Characteristics of the Pre-Company

Where the prevailing opinion in German law is adopted, the pre-company is a legal being which has its own property, rights and obligations. It has the right to pursue lawsuits or be sued, it may have a bank account established in its name and even own trademarks.

The provisions of the articles of association of the company, and in the absence of any provision thereunder the statutory provisions regarding the company to be established, shall be applicable in internal affairs. The pre-company is accepted as having the same bodies of the company to be established (for example, the board of directors).

Pursuant to German Law, the pre-company is responsible for its debts and obligations, however its responsibility is limited with its properties. The founders or third persons acting on behalf of the company may also be held responsible in relation to their actions at this stage. The founders are responsible for the difference, at the incorporation stage, between the nominal value of the capital and the total value of the assets of the company, and from indebting the company prior to its registration to the registry. Those acting on behalf of the company prior to its registration are further personally and jointly responsible for realizing transactions in the name of the company.

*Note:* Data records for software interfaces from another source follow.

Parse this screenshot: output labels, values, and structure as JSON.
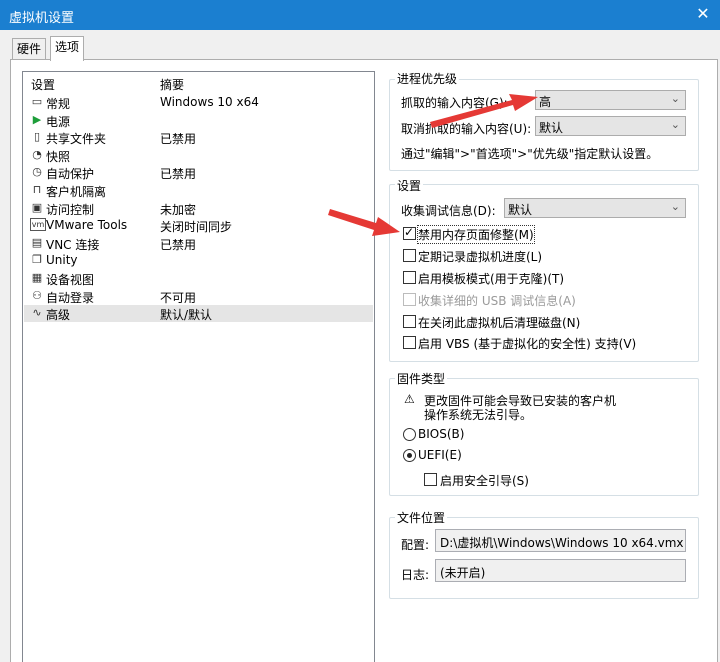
{
  "window": {
    "title": "虚拟机设置",
    "close_glyph": "✕"
  },
  "tabs": [
    {
      "label": "硬件"
    },
    {
      "label": "选项"
    }
  ],
  "list": {
    "col_settings": "设置",
    "col_summary": "摘要",
    "rows": [
      {
        "name": "常规",
        "summary": "Windows 10 x64",
        "icon": "general-icon",
        "glyph": "▭"
      },
      {
        "name": "电源",
        "summary": "",
        "icon": "power-play-icon",
        "glyph": "▶"
      },
      {
        "name": "共享文件夹",
        "summary": "已禁用",
        "icon": "shared-folder-icon",
        "glyph": "▯"
      },
      {
        "name": "快照",
        "summary": "",
        "icon": "snapshot-icon",
        "glyph": "◔"
      },
      {
        "name": "自动保护",
        "summary": "已禁用",
        "icon": "autoprotect-icon",
        "glyph": "◷"
      },
      {
        "name": "客户机隔离",
        "summary": "",
        "icon": "lock-icon",
        "glyph": "⊓"
      },
      {
        "name": "访问控制",
        "summary": "未加密",
        "icon": "access-control-icon",
        "glyph": "▣"
      },
      {
        "name": "VMware Tools",
        "summary": "关闭时间同步",
        "icon": "vmware-tools-icon",
        "glyph": "vm"
      },
      {
        "name": "VNC 连接",
        "summary": "已禁用",
        "icon": "vnc-icon",
        "glyph": "▤"
      },
      {
        "name": "Unity",
        "summary": "",
        "icon": "unity-icon",
        "glyph": "❐"
      },
      {
        "name": "设备视图",
        "summary": "",
        "icon": "device-view-icon",
        "glyph": "▦"
      },
      {
        "name": "自动登录",
        "summary": "不可用",
        "icon": "autologin-icon",
        "glyph": "⚇"
      },
      {
        "name": "高级",
        "summary": "默认/默认",
        "icon": "advanced-icon",
        "glyph": "∿",
        "selected": true
      }
    ]
  },
  "process_priority": {
    "title": "进程优先级",
    "grabbed_label": "抓取的输入内容(G):",
    "grabbed_value": "高",
    "ungrabbed_label": "取消抓取的输入内容(U):",
    "ungrabbed_value": "默认",
    "hint": "通过\"编辑\">\"首选项\">\"优先级\"指定默认设置。"
  },
  "settings": {
    "title": "设置",
    "debug_label": "收集调试信息(D):",
    "debug_value": "默认",
    "checkboxes": [
      {
        "label": "禁用内存页面修整(M)",
        "checked": true,
        "disabled": false
      },
      {
        "label": "定期记录虚拟机进度(L)",
        "checked": false,
        "disabled": false
      },
      {
        "label": "启用模板模式(用于克隆)(T)",
        "checked": false,
        "disabled": false
      },
      {
        "label": "收集详细的 USB 调试信息(A)",
        "checked": false,
        "disabled": true
      },
      {
        "label": "在关闭此虚拟机后清理磁盘(N)",
        "checked": false,
        "disabled": false
      },
      {
        "label": "启用 VBS (基于虚拟化的安全性) 支持(V)",
        "checked": false,
        "disabled": false
      }
    ]
  },
  "firmware": {
    "title": "固件类型",
    "warning_line1": "更改固件可能会导致已安装的客户机",
    "warning_line2": "操作系统无法引导。",
    "bios_label": "BIOS(B)",
    "uefi_label": "UEFI(E)",
    "selected": "UEFI",
    "secure_boot_label": "启用安全引导(S)",
    "secure_boot_checked": false
  },
  "file_location": {
    "title": "文件位置",
    "config_label": "配置:",
    "config_value": "D:\\虚拟机\\Windows\\Windows 10 x64.vmx",
    "log_label": "日志:",
    "log_value": "(未开启)"
  },
  "colors": {
    "accent": "#1b7fd0",
    "annotation_arrow": "#e53935"
  }
}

Where Swiss law principles are adopted, the pre-company should be deemed an ordinary partnership and provisions governing ordinary partnerships should be applicable.

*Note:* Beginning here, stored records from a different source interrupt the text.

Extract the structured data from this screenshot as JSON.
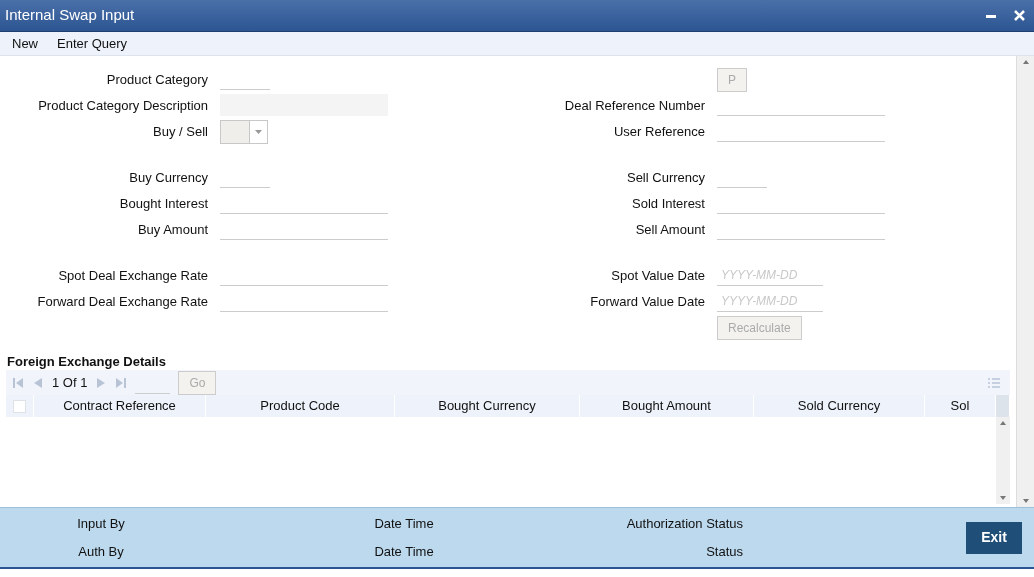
{
  "window": {
    "title": "Internal Swap Input"
  },
  "menu": [
    {
      "label": "New"
    },
    {
      "label": "Enter Query"
    }
  ],
  "form": {
    "sections": [
      [
        {
          "left": {
            "kind": "code",
            "label": "Product Category"
          },
          "right": {
            "kind": "button",
            "label": "P",
            "disabled": true
          }
        },
        {
          "left": {
            "kind": "readonly",
            "label": "Product Category Description"
          },
          "right": {
            "kind": "text",
            "label": "Deal Reference Number"
          }
        },
        {
          "left": {
            "kind": "select",
            "label": "Buy / Sell"
          },
          "right": {
            "kind": "text",
            "label": "User Reference"
          }
        }
      ],
      [
        {
          "left": {
            "kind": "code",
            "label": "Buy Currency"
          },
          "right": {
            "kind": "code",
            "label": "Sell Currency"
          }
        },
        {
          "left": {
            "kind": "text",
            "label": "Bought Interest"
          },
          "right": {
            "kind": "text",
            "label": "Sold Interest"
          }
        },
        {
          "left": {
            "kind": "text",
            "label": "Buy Amount"
          },
          "right": {
            "kind": "text",
            "label": "Sell Amount"
          }
        }
      ],
      [
        {
          "left": {
            "kind": "text",
            "label": "Spot Deal Exchange Rate"
          },
          "right": {
            "kind": "date",
            "label": "Spot Value Date",
            "placeholder": "YYYY-MM-DD"
          }
        },
        {
          "left": {
            "kind": "text",
            "label": "Forward Deal Exchange Rate"
          },
          "right": {
            "kind": "date",
            "label": "Forward Value Date",
            "placeholder": "YYYY-MM-DD"
          }
        },
        {
          "right": {
            "kind": "button",
            "label": "Recalculate",
            "disabled": true
          }
        }
      ]
    ]
  },
  "grid": {
    "title": "Foreign Exchange Details",
    "page": "1 Of 1",
    "go": "Go",
    "select_all": {
      "checked": false
    },
    "columns": [
      "Contract Reference",
      "Product Code",
      "Bought Currency",
      "Bought Amount",
      "Sold Currency",
      "Sol"
    ]
  },
  "footer": {
    "rows": [
      [
        "Input By",
        "Date Time",
        "Authorization Status"
      ],
      [
        "Auth By",
        "Date Time",
        "Status"
      ]
    ],
    "exit": "Exit"
  }
}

The Necessity for Pre-Companies

A Pre-company is a legal institution adopted from German law. German law provides detailed provisions governing the phases of incorporation as a result of which the incorporation process may last for a period from six months up to a year. Certain transactions are mandatory and must be completed prior to registration and the formation of the legal entity, and it is of vital importance that such transactions are realized by an entity, namely the “pre-company”.

As promulgated by the national assembly, the TCC established a long incorporation procedure, as it included an audit by a transactional auditor. The transactional auditor was charged with verifying compliance with laws, whether the incorporation documentation was complete, accurate and fit for purpose, and whether the valuations reflected the reality. Nonetheless, Law No. 6335 abrogated the transactional audit system. Therefore, incorporation procedures entail preparation of the articles of association and notarization of signatures thereon, the founders’ declaration, payment of the minimum subscription fee, obtaining approval for companies whose establishment requires the ministry’s approval, registration and announcement. The procedure established takes no longer than that under the aTCC. Therefore it may be argued that a provision governing the pre-company was not necessary.

Where it is accepted that the pre-company is an ordinary partnership, the necessity of its existence is debatable. Nevertheless, Tekinalp is of the opinion that the pre-company is beneficial because it clarifies the point at which a company is established; and that although an ordinary partnership (a “company”) is established, disputes between the founders will be resolved pursuant to the articles of association, and lacking a provision thereunder, under the statutory provisions governing ordinary partnerships; that once the legal entity is established the pre-company will be deemed liquidated and that the scope of the phrase “those acting on behalf of the company prior to registration” is now clarified by law.

Conclusion

A joint stock company is established through the notarization of the founders’ signatures on the articles of association, in which the founders declare their intention to establish said company. Thus, the TCC regulates the incorporation of the company and the forming of the legal entity through registration as two separate phases. From now on, the existence of a pre-company prior to registration will be acknowledged. Nonetheless the legal regime applicable to such pre-company is highly disputed.

The provision governing pre-companies may be applicable to other companies regulated under the TCC by analogy; however there is debate as to whether or not unlimited liability companies may also benefit from this provision.